Another reason that Bluetooth support for a PlayStation handheld console is important is that most other portable consoles already have it. Both the Nintendo Switch and Steam Deck are capable of connecting to most Bluetooth headphones wirelessly without the need for adapters or workarounds. To compete with these devices in an effective manner and have parity in terms of features, support for these types of headphones will be essential.

Decent battery life

Arguably among the most important aspects of any handheld console is how long the battery lasts. The fact that these kinds of devices are designed to be played portably on the move means that they need to have enough juice to last a significant amount of time. After all, the nature of handheld devices means that users might not always have access to an outlet to charge it up. A device that can't last at least a couple of hours without the need to top up the battery will struggle to keep gamers happy as it will be limited in how often it can be used.
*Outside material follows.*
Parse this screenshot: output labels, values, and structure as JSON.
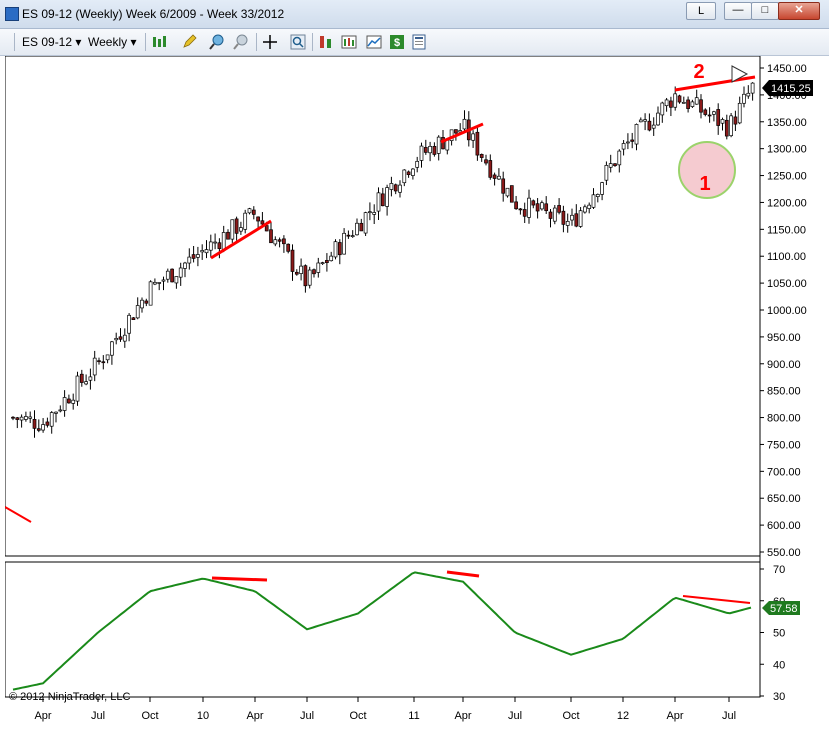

Choosing an appropriate battery life for Sony's potential handheld PlayStation console is best done by comparing it to some of its competitors. The latest versions of the Nintendo Switch have an estimated battery life of between four and nine hours depending on how they are being used. The Steam Deck is comparable, with the battery lasting for between two and eight hours, although it can drop even lower when running intensive games.
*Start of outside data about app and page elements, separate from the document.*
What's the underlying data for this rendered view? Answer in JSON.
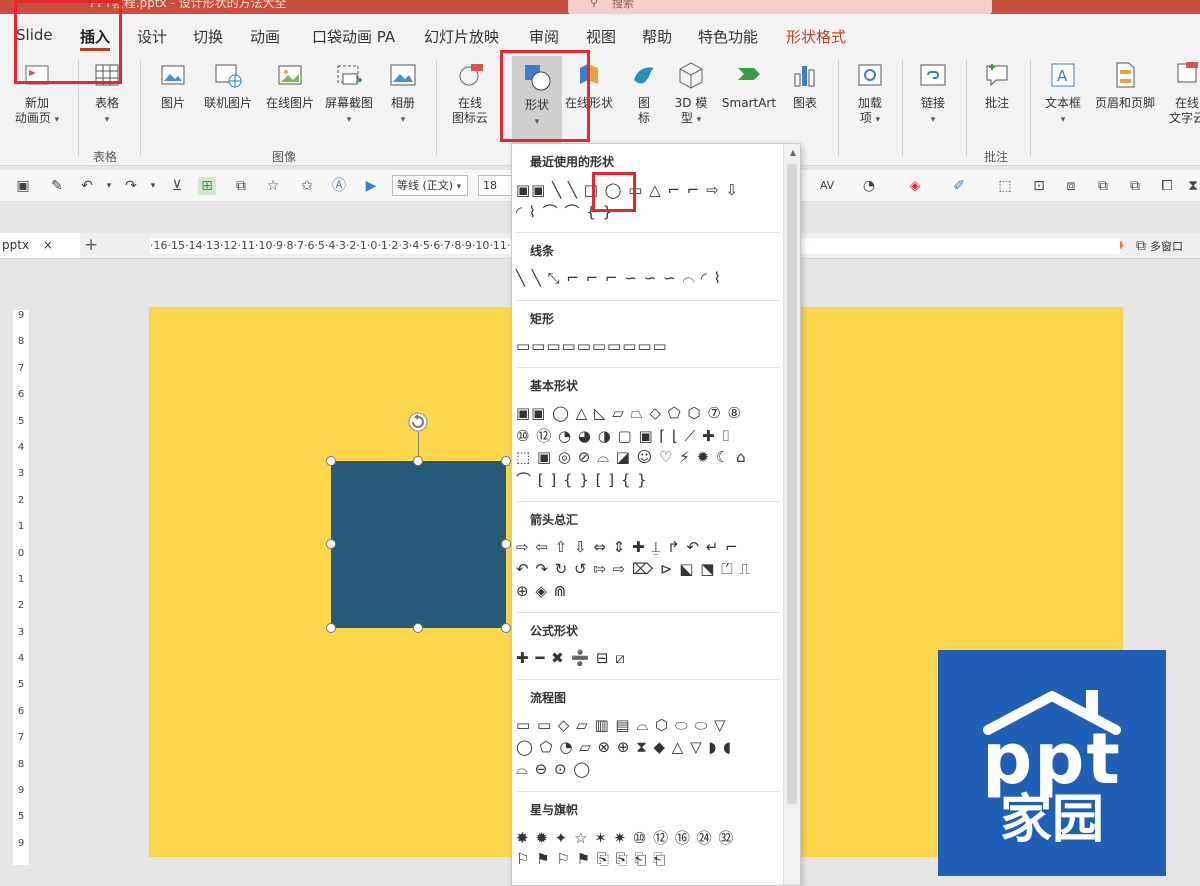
{
  "window": {
    "title": "PPT教程.pptx - 设计形状的方法大全",
    "search_placeholder": "搜索"
  },
  "tabs": [
    {
      "label": "Slide"
    },
    {
      "label": "插入"
    },
    {
      "label": "设计"
    },
    {
      "label": "切换"
    },
    {
      "label": "动画"
    },
    {
      "label": "口袋动画 PA"
    },
    {
      "label": "幻灯片放映"
    },
    {
      "label": "审阅"
    },
    {
      "label": "视图"
    },
    {
      "label": "帮助"
    },
    {
      "label": "特色功能"
    },
    {
      "label": "形状格式"
    }
  ],
  "ribbon": {
    "new_anim_page": {
      "line1": "新加",
      "line2": "动画页"
    },
    "table": "表格",
    "picture": "图片",
    "online_picture": "联机图片",
    "web_picture": "在线图片",
    "screenshot": "屏幕截图",
    "album": "相册",
    "online_icon": {
      "line1": "在线",
      "line2": "图标云"
    },
    "shapes": "形状",
    "online_shapes": "在线形状",
    "icons": {
      "line1": "图",
      "line2": "标"
    },
    "model_3d": {
      "line1": "3D 模",
      "line2": "型"
    },
    "smartart": "SmartArt",
    "chart": "图表",
    "addins": {
      "line1": "加载",
      "line2": "项"
    },
    "link": "链接",
    "comment": "批注",
    "textbox": "文本框",
    "header_footer": "页眉和页脚",
    "online_text": {
      "line1": "在线",
      "line2": "文字云"
    },
    "groups": {
      "tables": "表格",
      "images": "图像",
      "comments": "批注"
    }
  },
  "toolbar": {
    "font_name": "等线 (正文)",
    "font_size": "18"
  },
  "doc": {
    "file_tab": "pptx",
    "close": "×",
    "new_tab": "+",
    "multiwindow": "多窗口"
  },
  "ruler": {
    "h": "·16·15·14·13·12·11·10·9·8·7·6·5·4·3·2·1·0·1·2·3·4·5·6·7·8·9·10·11·12·13·14·15·16·",
    "v": [
      "9",
      "8",
      "7",
      "6",
      "5",
      "4",
      "3",
      "2",
      "1",
      "0",
      "1",
      "2",
      "3",
      "4",
      "5",
      "6",
      "7",
      "8",
      "9",
      "5",
      "9"
    ]
  },
  "dropdown": {
    "recent": "最近使用的形状",
    "lines": "线条",
    "rectangles": "矩形",
    "basic": "基本形状",
    "arrows": "箭头总汇",
    "equation": "公式形状",
    "flowchart": "流程图",
    "stars": "星与旗帜",
    "rows": {
      "recent1": "▣▣ ╲ ╲ □ ◯ ▭ △ ⌐ ⌐ ⇨ ⇩",
      "recent2": "◜ ⌇ ⌒ ⌒ { }",
      "lines": "╲ ╲ ⤡ ⌐ ⌐ ⌐ ∽ ∽ ∽ ⌒ ◜ ⌇",
      "rect": "▭▭▭▭▭▭▭▭▭▭",
      "basic1": "▣▣ ◯ △ ◺ ▱ ⏢ ◇ ⬠ ⬡ ⑦ ⑧",
      "basic2": "⑩ ⑫ ◔ ◕ ◑ ▢ ▣ ⌈ ⌊ ⟋ ✚ ⌷",
      "basic3": "⬚ ▣ ◎ ⊘ ⌓ ◪ ☺ ♡ ⚡ ✹ ☾ ⌂",
      "basic4": "⌒ [ ] { } [ ] { }",
      "arrows1": "⇨ ⇦ ⇧ ⇩ ⇔ ⇕ ✚ ⍊ ↱ ↶ ↵ ⌐",
      "arrows2": "↶ ↷ ↻ ↺ ⇰ ⇨ ⌦ ⊳ ⬕ ⬔ ⏍ ⎍",
      "arrows3": "⊕ ◈ ⋒",
      "equation": "✚ ━ ✖ ➗ ⊟ ⧄",
      "flow1": "▭ ▭ ◇ ▱ ▥ ▤ ⌓ ⬡ ⬭ ⬭ ▽",
      "flow2": "◯ ⬠ ◔ ⏥ ⊗ ⊕ ⧗ ◆ △ ▽ ◗ ◖",
      "flow3": "⌓ ⊖ ⊙ ◯",
      "stars1": "✸ ✹ ✦ ☆ ✶ ✷ ⑩ ⑫ ⑯ ㉔ ㉜",
      "stars2": "⚐ ⚑ ⚐ ⚑ ⎘ ⎘ ⎗ ⎗"
    }
  },
  "logo": {
    "text": "ppt",
    "subtext": "家园"
  },
  "colors": {
    "accent": "#c43e1c",
    "slide_bg": "#fcd74c",
    "shape_fill": "#255b79",
    "logo_bg": "#1f5fb5",
    "annotation": "#e5282d"
  }
}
Meanwhile, both the PSP and PS Vita had lifespans of about four hours before needing to be charged. This suggests that the four-hour mark is a sweet spot and a good mark for Sony to aim for when it comes to any future PlayStation handheld. Anything less might not be deemed good enough by gamers who want to use it without having to keep it connected to a charger.

An internal SSD and expandable storage

Although storage was never really much of a problem with older consoles, both the PS5 and Xbox Series X|S have faced criticism for having a small amount of internal storage. That's despite the fact that they come with 825 GB and 1 TB of SSD capacity respectively. Storage issues are largely a result of the huge size of recent titles, with games such as "Call of Duty: Modern Warfare II" reaching sizes in excess of 100 GB. Without the need for complicated math, it is easy to see that with games taking up so much space then players might only be able to install a few games before they run out of room.

A handheld PlayStation would likely face similar issues so including a sizable SSD would be an important factor if the system is going to be used to download games rather than simply for streaming. An SSD will also give it the advantage of running more quietly and having faster loading times. It will also be vital for any future handheld system to have some sort of process in place for expanding the storage without having to resort to connecting an external SSD, perhaps using something similar to the expansion cards used in the Xbox Series X|S.